_WORK TASK_:
"true" is the word to look for; copy each line of the listing where it occurs.

_EXERCISE MATERIALS_:

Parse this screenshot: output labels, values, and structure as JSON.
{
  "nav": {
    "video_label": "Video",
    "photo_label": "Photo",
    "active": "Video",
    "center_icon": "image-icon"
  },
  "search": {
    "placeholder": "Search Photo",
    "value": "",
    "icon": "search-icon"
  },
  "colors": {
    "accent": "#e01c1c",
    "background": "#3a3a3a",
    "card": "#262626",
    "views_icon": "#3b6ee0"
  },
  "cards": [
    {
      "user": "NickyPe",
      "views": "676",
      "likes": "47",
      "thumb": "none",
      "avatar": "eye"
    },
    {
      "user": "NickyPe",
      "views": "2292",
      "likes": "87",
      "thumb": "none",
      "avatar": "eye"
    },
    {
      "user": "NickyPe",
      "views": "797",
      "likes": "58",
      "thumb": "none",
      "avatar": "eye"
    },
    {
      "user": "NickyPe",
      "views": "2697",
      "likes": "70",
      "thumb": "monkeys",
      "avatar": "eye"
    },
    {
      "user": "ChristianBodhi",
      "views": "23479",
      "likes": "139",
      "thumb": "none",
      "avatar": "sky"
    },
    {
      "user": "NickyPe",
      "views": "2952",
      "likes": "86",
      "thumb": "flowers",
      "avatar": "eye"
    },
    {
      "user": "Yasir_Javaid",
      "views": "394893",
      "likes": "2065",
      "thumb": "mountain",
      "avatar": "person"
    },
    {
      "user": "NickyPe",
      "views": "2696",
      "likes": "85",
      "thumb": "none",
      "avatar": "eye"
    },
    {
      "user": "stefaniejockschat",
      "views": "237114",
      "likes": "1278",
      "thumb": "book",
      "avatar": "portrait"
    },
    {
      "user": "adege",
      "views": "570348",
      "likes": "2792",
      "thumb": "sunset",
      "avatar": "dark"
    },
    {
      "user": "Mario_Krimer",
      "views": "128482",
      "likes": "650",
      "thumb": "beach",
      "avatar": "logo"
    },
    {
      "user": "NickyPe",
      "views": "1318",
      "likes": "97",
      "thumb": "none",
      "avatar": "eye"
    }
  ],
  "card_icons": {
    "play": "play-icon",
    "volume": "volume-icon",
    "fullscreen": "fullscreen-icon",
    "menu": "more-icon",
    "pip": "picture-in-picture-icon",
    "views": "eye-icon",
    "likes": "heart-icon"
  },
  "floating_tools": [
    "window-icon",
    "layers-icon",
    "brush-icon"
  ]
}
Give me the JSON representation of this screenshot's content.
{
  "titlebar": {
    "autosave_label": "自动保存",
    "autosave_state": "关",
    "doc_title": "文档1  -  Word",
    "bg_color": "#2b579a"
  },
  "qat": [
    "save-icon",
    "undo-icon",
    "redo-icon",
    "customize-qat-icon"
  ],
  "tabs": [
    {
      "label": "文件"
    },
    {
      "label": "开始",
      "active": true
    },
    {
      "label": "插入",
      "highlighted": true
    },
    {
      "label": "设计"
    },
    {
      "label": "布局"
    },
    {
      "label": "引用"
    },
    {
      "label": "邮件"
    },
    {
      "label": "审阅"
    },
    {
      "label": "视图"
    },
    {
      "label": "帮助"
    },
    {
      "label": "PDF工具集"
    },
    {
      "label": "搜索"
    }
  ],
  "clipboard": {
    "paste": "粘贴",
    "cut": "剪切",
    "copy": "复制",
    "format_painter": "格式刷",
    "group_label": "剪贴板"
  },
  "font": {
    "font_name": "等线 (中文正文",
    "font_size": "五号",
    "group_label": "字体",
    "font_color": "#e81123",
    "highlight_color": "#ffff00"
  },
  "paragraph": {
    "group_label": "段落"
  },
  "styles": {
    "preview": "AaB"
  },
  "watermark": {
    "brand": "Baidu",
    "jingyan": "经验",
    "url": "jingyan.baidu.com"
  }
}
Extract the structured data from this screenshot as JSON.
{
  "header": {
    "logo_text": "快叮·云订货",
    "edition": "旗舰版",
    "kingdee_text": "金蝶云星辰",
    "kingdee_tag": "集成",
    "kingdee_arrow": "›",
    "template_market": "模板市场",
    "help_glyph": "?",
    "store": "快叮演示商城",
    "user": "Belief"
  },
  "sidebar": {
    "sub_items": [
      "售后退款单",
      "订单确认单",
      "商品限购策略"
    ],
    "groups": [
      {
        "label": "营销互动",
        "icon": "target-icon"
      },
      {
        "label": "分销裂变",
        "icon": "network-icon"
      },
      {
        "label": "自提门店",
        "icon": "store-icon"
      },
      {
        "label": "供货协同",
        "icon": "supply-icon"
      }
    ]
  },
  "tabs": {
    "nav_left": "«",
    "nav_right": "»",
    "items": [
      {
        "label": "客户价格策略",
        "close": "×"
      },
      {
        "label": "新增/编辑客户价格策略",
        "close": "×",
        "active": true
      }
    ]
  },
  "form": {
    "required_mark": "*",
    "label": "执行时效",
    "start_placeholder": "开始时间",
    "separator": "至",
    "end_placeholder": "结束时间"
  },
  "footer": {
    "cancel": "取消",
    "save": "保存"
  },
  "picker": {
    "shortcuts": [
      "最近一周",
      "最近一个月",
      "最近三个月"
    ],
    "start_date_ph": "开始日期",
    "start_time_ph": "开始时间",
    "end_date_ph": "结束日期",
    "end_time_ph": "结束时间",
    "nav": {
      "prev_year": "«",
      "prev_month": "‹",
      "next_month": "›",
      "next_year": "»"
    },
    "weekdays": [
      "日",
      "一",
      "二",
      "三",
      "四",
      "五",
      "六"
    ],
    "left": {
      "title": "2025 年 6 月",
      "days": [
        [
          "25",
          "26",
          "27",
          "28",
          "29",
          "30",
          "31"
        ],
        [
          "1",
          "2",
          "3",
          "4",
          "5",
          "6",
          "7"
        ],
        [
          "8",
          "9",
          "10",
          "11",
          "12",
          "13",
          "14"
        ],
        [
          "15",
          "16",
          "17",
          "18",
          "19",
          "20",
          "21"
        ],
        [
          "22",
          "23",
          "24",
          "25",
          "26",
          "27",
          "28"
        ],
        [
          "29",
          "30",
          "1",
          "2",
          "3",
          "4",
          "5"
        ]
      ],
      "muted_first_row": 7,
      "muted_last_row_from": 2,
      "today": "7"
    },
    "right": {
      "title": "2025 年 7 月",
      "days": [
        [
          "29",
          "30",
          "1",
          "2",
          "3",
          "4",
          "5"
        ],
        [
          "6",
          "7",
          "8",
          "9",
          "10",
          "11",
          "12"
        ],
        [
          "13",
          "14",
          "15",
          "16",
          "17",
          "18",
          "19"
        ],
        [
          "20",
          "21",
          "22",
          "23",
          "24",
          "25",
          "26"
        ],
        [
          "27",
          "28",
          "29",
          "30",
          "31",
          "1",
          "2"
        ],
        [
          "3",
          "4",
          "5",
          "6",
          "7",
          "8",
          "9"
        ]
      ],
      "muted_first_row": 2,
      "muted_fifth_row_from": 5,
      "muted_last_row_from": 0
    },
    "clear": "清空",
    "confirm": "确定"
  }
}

_ANSWER TO THE EXERCISE_:
      "active": true
      "highlighted": true
        "active": true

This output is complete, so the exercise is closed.